▸ **DESCRIPTION OF THE TASK**
Your answer should consist of each line below that includes the word "创新设计".

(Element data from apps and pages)
====================

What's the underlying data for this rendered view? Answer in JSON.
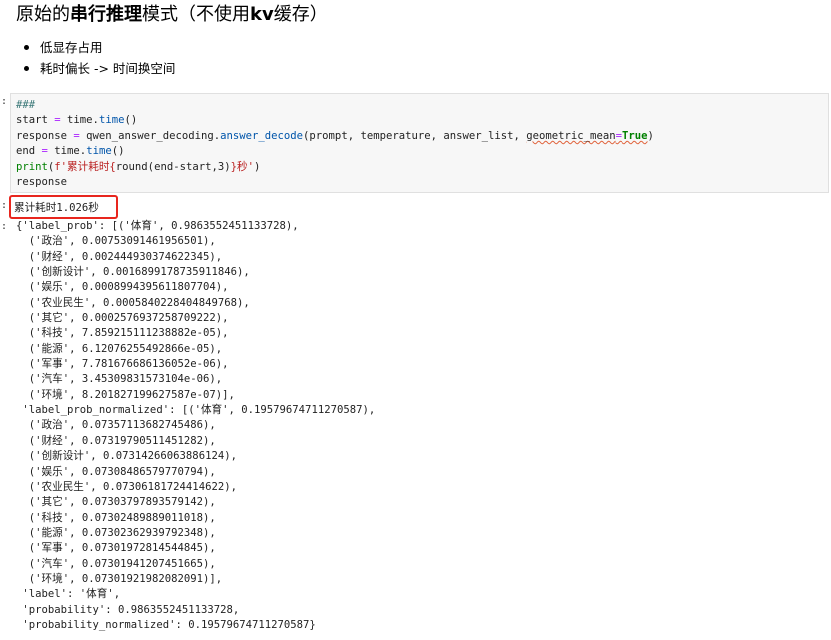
{
  "markdown": {
    "title": {
      "prefix": "原始的",
      "bold": "串行推理",
      "suffix": "模式（不使用",
      "kv": "kv",
      "tail": "缓存）"
    },
    "bullets": [
      "低显存占用",
      "耗时偏长 -> 时间换空间"
    ]
  },
  "code_cell": {
    "prompt": ":",
    "comment": "###",
    "line2": {
      "a": "start ",
      "eq": "=",
      "b": " time.",
      "fn": "time",
      "c": "()"
    },
    "line3": {
      "a": "response ",
      "eq": "=",
      "b": " qwen_answer_decoding.",
      "fn": "answer_decode",
      "c": "(prompt, temperature, answer_list, ",
      "kw_arg": "geometric_mean",
      "eq2": "=",
      "kw": "True",
      "d": ")"
    },
    "line4": {
      "a": "end ",
      "eq": "=",
      "b": " time.",
      "fn": "time",
      "c": "()"
    },
    "line5": {
      "builtin": "print",
      "a": "(",
      "str": "f'累计耗时{",
      "b": "round(end-start,3)",
      "str2": "}秒'",
      "c": ")"
    },
    "line6": "response"
  },
  "output": {
    "stdout_prompt": ":",
    "timing": "累计耗时1.026秒",
    "result_prompt": ":",
    "result_lines": [
      "{'label_prob': [('体育', 0.9863552451133728),",
      "  ('政治', 0.00753091461956501),",
      "  ('财经', 0.002444930374622345),",
      "  ('创新设计', 0.0016899178735911846),",
      "  ('娱乐', 0.0008994395611807704),",
      "  ('农业民生', 0.0005840228404849768),",
      "  ('其它', 0.0002576937258709222),",
      "  ('科技', 7.859215111238882e-05),",
      "  ('能源', 6.12076255492866e-05),",
      "  ('军事', 7.781676686136052e-06),",
      "  ('汽车', 3.45309831573104e-06),",
      "  ('环境', 8.201827199627587e-07)],",
      " 'label_prob_normalized': [('体育', 0.19579674711270587),",
      "  ('政治', 0.07357113682745486),",
      "  ('财经', 0.07319790511451282),",
      "  ('创新设计', 0.07314266063886124),",
      "  ('娱乐', 0.07308486579770794),",
      "  ('农业民生', 0.07306181724414622),",
      "  ('其它', 0.07303797893579142),",
      "  ('科技', 0.07302489889011018),",
      "  ('能源', 0.07302362939792348),",
      "  ('军事', 0.07301972814544845),",
      "  ('汽车', 0.07301941207451665),",
      "  ('环境', 0.07301921982082091)],",
      " 'label': '体育',",
      " 'probability': 0.9863552451133728,",
      " 'probability_normalized': 0.19579674711270587}"
    ]
  },
  "colors": {
    "highlight_box": "#e8261e",
    "code_background": "#f7f7f7"
  }
}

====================

▸ **ANSWER BOX**
      "  ('创新设计', 0.0016899178735911846),",
      "  ('创新设计', 0.07314266063886124),",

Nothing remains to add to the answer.